- [ABOUT THIS EXERCISE] Could you copy each line of the entries that contains "What"?

── GIVEN ENTRIES

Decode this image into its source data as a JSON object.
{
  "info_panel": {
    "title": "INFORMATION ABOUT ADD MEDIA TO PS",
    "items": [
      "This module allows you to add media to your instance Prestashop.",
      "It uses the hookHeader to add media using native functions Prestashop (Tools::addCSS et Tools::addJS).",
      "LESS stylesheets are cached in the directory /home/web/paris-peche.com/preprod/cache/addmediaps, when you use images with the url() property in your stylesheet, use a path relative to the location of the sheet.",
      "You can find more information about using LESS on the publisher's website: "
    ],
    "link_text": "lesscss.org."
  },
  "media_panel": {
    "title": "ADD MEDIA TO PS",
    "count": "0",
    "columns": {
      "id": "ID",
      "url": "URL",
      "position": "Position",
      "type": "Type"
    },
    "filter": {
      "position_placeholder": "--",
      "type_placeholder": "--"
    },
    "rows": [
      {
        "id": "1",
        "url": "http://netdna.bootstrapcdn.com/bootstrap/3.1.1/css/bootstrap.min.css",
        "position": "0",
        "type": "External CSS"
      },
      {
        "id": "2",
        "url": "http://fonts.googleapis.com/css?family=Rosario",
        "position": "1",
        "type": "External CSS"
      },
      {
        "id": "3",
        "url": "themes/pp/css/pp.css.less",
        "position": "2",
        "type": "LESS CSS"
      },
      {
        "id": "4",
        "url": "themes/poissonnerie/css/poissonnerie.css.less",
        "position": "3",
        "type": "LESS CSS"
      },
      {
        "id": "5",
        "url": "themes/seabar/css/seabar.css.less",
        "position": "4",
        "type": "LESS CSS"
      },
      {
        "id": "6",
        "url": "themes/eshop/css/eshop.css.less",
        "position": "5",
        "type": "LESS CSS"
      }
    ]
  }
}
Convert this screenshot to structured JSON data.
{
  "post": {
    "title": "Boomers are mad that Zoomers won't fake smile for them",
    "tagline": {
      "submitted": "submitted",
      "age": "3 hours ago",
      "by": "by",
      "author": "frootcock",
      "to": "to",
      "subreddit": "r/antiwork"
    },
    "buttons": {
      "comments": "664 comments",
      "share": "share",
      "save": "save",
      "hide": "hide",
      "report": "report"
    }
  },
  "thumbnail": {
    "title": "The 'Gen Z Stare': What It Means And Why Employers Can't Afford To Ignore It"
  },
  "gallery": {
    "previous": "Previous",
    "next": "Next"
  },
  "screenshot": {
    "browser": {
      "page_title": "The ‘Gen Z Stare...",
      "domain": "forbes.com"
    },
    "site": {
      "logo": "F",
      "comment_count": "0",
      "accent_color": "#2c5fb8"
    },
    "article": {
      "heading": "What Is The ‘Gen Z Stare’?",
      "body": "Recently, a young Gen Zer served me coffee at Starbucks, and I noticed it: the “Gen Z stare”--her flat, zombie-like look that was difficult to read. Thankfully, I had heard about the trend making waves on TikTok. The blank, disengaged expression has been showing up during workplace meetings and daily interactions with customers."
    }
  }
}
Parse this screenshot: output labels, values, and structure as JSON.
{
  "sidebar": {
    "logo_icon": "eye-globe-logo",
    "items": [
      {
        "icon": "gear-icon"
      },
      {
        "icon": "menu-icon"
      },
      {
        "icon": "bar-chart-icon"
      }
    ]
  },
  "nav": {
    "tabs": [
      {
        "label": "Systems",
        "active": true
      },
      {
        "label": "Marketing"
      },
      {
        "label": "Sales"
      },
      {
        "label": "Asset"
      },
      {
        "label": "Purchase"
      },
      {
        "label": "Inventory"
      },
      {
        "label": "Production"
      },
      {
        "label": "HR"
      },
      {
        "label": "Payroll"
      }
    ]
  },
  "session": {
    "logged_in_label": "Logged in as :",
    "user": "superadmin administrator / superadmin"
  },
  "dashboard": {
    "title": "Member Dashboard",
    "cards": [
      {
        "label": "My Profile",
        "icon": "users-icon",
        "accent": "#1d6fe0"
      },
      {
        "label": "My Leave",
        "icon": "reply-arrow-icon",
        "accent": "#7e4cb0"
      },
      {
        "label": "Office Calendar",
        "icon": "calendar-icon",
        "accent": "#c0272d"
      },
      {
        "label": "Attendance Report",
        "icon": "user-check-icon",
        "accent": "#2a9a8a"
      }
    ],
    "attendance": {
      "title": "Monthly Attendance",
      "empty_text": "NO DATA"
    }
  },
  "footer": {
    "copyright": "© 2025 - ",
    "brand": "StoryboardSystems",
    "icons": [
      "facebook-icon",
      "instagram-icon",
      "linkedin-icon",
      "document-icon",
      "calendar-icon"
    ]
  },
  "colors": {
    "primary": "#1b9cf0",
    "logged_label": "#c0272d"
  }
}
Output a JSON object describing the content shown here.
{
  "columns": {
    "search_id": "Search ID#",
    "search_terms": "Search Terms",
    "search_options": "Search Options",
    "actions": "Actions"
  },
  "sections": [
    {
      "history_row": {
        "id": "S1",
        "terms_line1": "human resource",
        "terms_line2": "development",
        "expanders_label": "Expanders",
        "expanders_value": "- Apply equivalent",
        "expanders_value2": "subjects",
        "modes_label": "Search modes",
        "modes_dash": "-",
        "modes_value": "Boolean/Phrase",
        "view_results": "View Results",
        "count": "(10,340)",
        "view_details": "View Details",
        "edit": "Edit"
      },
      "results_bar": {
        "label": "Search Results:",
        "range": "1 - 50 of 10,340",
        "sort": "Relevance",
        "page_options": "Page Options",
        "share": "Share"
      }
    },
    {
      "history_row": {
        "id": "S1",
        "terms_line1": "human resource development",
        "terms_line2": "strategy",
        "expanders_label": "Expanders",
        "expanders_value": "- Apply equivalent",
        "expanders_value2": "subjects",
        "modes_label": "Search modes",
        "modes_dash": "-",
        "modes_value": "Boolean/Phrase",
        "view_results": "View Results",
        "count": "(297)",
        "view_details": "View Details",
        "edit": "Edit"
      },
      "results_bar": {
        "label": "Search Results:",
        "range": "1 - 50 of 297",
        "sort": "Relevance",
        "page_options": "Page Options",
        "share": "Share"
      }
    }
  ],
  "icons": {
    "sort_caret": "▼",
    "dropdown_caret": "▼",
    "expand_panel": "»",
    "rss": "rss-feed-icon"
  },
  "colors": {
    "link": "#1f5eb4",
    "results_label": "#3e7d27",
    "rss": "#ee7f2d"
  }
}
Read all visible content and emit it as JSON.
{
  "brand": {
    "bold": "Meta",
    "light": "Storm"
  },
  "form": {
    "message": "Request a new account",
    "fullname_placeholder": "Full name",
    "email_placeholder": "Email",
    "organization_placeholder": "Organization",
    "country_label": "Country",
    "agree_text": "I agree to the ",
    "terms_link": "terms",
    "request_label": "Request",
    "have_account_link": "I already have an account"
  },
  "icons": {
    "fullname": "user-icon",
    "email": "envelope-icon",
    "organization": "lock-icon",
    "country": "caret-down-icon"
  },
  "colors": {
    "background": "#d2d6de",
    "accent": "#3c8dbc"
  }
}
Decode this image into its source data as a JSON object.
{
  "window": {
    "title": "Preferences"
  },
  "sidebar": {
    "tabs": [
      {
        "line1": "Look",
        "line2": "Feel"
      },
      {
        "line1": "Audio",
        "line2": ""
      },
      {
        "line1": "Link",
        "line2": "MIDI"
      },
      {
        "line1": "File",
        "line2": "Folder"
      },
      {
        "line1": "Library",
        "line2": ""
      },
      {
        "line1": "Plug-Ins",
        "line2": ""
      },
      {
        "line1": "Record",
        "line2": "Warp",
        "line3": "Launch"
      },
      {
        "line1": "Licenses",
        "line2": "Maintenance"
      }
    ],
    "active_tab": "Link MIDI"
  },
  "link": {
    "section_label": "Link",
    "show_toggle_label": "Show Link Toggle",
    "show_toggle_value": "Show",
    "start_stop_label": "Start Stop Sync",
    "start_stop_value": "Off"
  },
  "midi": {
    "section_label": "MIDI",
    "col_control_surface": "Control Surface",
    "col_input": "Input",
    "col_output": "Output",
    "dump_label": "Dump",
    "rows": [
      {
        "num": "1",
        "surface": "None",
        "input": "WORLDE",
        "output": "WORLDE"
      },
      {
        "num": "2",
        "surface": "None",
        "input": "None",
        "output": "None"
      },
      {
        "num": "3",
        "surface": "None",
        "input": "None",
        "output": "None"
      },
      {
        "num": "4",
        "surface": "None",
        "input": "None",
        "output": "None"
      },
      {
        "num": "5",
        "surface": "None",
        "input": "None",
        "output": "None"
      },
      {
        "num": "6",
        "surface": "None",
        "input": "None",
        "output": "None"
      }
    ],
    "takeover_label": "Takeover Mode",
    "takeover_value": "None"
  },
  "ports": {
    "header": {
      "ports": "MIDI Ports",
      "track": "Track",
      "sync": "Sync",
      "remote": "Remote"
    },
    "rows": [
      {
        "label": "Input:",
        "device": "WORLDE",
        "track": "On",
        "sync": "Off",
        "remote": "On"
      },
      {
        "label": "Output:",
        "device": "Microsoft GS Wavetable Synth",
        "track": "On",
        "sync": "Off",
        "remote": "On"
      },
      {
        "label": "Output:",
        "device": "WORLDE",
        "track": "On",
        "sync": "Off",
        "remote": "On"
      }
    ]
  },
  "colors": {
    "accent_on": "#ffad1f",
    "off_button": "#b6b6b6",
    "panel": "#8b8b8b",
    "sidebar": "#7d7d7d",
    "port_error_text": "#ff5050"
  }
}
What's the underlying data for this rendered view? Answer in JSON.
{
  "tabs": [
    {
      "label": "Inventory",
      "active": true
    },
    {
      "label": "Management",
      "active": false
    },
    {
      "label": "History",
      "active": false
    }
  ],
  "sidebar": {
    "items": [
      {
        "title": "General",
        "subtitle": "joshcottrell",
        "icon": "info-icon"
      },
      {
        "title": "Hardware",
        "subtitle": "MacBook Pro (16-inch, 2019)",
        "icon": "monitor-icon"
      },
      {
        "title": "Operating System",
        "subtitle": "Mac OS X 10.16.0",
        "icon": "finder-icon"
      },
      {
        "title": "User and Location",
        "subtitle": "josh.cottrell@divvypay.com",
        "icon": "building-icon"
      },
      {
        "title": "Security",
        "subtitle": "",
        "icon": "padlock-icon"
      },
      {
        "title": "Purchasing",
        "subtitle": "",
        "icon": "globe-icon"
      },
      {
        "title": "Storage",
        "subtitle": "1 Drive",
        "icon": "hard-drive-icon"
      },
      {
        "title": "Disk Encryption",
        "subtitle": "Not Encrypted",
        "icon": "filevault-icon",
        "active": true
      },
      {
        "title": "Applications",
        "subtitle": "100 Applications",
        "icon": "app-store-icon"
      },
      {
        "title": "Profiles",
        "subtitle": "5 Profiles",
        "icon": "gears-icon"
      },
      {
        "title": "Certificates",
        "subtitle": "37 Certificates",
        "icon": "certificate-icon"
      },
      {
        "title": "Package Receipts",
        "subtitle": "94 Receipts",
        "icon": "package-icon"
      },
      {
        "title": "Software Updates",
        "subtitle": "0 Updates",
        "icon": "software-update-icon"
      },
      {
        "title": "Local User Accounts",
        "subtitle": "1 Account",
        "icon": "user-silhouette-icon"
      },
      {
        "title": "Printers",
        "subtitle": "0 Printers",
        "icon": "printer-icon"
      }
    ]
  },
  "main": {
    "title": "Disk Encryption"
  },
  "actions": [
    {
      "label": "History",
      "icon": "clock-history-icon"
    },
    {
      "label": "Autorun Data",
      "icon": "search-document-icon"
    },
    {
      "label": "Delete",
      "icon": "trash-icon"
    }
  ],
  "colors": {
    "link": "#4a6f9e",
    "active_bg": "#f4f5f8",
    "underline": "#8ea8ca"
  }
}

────

- [WRITTEN RESPONSE]
    "title": "The 'Gen Z Stare': What It Means And Why Employers Can't Afford To Ignore It"
      "heading": "What Is The ‘Gen Z Stare’?",
What's the underlying data for this rendered view? Answer in JSON.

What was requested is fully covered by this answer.